In order to move fast, a growth agency’s testing must be rigorous. There must be a method to the madness. But what happens when a growth marketer’s method is flawed? What happens when, in the hustle of finding the right answers, they follow the wrong thread? Did this piece of copy actually perform better, or is it simply what the client wants us to test?

Moving fast can also sometimes mean moving quickly in the wrong direction. How do you combat this? Now, this may sound cliche, but the answer is “Slow down.” Go back to the #1 goal you’re trying to solve with any marketing campaign and reevaluate the process to make sure you’re still tracking towards that. It’s easy for growth-stage companies to get shiny object syndrome and deviate from a plan or to “try” something new while losing sight of the main objective. Here are a few questions to ask yourself as you assess any and all marketing strategies:
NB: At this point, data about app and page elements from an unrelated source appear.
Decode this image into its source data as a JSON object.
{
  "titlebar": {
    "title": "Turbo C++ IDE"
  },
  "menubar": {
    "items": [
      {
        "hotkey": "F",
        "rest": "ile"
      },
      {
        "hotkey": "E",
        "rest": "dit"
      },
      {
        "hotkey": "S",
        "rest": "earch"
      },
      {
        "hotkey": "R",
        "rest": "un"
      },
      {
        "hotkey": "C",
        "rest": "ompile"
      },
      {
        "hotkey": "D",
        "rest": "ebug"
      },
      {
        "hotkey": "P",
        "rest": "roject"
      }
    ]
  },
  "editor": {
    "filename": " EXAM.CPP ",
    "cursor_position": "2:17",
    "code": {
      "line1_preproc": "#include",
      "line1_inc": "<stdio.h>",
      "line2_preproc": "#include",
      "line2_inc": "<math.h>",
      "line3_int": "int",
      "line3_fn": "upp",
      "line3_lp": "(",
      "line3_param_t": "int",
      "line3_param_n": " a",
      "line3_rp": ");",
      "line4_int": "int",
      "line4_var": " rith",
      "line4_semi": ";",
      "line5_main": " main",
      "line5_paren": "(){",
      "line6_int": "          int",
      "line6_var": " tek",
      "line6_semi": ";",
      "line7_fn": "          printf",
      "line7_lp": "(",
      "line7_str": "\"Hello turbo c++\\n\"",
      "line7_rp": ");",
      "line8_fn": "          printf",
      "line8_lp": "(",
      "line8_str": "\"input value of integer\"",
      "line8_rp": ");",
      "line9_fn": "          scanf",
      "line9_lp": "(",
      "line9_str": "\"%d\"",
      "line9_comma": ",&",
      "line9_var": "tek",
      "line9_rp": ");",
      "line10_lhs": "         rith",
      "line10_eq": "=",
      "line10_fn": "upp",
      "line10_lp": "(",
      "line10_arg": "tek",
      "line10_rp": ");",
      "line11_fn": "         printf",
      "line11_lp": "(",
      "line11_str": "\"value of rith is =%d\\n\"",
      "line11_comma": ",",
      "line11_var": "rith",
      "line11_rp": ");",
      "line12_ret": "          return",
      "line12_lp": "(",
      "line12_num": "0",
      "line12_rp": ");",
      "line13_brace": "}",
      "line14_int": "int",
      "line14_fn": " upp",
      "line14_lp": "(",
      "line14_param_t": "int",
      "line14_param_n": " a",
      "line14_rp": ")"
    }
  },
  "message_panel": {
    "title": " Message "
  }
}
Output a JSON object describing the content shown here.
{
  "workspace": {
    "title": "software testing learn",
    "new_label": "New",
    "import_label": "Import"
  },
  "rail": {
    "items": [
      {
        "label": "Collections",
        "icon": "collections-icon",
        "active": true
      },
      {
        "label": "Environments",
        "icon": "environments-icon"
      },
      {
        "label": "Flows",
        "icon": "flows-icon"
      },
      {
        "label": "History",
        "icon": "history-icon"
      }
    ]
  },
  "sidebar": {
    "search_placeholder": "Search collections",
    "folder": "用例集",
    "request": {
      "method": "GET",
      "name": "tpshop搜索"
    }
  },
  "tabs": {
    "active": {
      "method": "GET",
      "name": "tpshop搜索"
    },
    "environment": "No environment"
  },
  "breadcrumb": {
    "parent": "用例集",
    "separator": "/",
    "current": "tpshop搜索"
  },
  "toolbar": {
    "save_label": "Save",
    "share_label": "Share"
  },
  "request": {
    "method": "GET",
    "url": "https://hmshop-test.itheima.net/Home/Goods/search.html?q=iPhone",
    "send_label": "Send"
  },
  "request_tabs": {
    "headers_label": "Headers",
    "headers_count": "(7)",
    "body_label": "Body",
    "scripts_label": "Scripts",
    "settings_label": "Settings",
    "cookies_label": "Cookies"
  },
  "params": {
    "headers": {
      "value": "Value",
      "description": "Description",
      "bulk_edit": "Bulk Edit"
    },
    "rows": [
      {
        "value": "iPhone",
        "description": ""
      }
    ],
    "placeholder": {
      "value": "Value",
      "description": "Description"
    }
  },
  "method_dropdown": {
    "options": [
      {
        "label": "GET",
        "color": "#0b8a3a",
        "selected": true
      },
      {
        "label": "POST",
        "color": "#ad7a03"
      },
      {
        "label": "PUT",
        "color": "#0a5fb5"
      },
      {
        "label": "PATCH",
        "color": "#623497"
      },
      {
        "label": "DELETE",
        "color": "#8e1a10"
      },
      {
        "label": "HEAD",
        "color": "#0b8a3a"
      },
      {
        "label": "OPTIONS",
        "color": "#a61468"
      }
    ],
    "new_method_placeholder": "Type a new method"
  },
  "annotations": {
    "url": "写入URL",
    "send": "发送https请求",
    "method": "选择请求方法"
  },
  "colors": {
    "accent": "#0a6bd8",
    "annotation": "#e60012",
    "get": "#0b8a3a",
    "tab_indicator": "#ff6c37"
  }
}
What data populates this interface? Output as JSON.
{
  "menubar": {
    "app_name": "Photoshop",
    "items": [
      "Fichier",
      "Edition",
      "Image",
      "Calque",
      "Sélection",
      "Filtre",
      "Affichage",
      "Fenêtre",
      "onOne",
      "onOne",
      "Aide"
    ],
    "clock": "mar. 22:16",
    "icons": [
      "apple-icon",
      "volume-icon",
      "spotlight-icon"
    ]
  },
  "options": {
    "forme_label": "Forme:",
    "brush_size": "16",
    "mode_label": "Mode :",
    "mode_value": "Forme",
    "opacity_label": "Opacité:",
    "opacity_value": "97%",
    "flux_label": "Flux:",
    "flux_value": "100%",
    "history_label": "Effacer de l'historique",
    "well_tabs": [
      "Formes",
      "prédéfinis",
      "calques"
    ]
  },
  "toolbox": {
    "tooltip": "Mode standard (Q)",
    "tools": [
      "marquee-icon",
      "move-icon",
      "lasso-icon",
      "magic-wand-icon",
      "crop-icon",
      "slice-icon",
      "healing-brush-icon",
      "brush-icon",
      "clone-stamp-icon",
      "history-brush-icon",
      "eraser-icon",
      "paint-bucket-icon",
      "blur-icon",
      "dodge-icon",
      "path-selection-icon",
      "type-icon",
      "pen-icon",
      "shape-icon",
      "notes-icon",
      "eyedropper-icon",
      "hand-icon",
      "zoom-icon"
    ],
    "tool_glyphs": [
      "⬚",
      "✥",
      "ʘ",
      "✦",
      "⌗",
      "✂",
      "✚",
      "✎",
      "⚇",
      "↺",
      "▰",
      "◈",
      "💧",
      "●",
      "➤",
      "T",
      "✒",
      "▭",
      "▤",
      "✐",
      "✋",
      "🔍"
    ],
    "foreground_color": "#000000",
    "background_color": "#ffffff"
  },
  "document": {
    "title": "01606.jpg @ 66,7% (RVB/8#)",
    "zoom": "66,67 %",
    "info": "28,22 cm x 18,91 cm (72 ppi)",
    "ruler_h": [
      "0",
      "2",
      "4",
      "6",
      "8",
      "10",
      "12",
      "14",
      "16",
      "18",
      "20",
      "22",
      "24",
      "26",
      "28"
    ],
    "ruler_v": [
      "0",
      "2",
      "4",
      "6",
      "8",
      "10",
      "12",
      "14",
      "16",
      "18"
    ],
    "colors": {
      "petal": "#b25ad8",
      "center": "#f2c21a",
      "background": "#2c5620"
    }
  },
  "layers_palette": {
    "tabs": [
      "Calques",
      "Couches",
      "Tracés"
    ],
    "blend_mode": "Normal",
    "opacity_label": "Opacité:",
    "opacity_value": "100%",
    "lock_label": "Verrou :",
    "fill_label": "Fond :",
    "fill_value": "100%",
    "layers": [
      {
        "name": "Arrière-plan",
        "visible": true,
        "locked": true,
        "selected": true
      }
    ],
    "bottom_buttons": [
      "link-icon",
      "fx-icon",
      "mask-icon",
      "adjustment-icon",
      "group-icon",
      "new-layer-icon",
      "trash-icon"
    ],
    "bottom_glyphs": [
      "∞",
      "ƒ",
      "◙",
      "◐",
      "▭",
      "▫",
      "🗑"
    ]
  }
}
  • How do you decide your winning strategy?
  • Is the method sound? Are you actually following any method?
  • If not, why not, and how can you standardize and justify any marketing decision?

Ivan, my friend and comrade here at CleverFunnel has a great saying. “There’s never enough time to do it right, but always enough time to do it over.”

Mo Data, Mo Problems

At the heart of growth marketing is the reliance on clear, actionable data. We make decisions based solely on what the numbers tell us, not on the hunches that we may have or anything else. It’s either, have the data to justify the strategy, or get out of my face with that shit.

This can sometimes lead to a phenomenon that I like to call “data paralysis.” Once you are actually paying attention to the data, rather than just throwing a bunch of dumb social media posts together and calling that marketing, it can be a bit overwhelming. How do you decide what is worth paying attention to, and what is noise?


While 100 data analysts will give you 100 different answers to the question of “What data is important,” start with the end in mind. What is the goal? What are we trying to learn? For example, if we are comparing two different pieces of ad copy on AdWords, what metric should we be paying attention to? Well, I care a lot about clicks here, but I mostly care about the percentage of people clicking, so it would seem likely that I would most likely prioritize CTR when comparing ads, right? Sort of. Starting with the goal in mind, I care the most about if these ads are leading people to convert. If an ad, for example, has a higher click-through rate, but a significantly lower conversion count, could it be that the ad that people are clicking on more is giving people false expectations about what they find on the landing page? Do I need to rewrite my ad, or reconsider my offer/design on the landing page?

So much data, so many questions.

We wouldn’t be a Growth Marketing Agency if we didn’t sincerely believe in the merits of the practice. Is it perfect? Nope. Will it work with every company? Definitely not. But to us, growth marketing, when implemented properly, can absolutely be beneficial for any company looking to actually grow. Keep an eye out for long-term strategy, develop and improve your method, and be thoughtful about your data. Sounds simple, right?